» Required work
Tell how many lines of the data include the word "questions". Nothing but the number belongs in the answer.

» Entries provided

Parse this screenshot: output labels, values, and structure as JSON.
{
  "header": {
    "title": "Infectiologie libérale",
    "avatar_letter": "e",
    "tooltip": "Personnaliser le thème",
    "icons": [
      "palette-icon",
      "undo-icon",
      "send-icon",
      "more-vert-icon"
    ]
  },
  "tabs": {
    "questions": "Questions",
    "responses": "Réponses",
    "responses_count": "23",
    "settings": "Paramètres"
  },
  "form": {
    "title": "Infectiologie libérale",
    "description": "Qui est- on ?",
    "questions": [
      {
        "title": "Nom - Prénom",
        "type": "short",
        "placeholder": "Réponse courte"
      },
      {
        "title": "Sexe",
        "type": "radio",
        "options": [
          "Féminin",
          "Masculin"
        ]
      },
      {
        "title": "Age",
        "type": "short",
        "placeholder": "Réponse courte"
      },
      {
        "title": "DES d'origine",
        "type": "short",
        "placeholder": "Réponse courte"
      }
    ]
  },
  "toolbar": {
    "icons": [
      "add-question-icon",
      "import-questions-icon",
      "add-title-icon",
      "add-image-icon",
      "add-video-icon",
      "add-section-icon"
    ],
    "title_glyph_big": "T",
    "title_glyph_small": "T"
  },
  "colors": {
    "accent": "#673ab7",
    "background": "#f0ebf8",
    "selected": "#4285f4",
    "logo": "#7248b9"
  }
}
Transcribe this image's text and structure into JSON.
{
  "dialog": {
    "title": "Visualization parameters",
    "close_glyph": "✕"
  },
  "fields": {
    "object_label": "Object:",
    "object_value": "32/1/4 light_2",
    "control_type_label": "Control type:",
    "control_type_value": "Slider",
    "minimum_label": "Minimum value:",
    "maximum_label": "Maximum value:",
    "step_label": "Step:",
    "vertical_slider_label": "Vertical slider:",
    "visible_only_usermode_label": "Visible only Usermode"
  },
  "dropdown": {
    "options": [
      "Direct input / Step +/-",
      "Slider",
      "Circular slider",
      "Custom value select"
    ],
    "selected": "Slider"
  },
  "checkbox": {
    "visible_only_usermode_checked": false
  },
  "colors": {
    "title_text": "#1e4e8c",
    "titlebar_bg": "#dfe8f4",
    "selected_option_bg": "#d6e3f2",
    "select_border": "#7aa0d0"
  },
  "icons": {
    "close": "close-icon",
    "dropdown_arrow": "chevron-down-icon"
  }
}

» Written response
3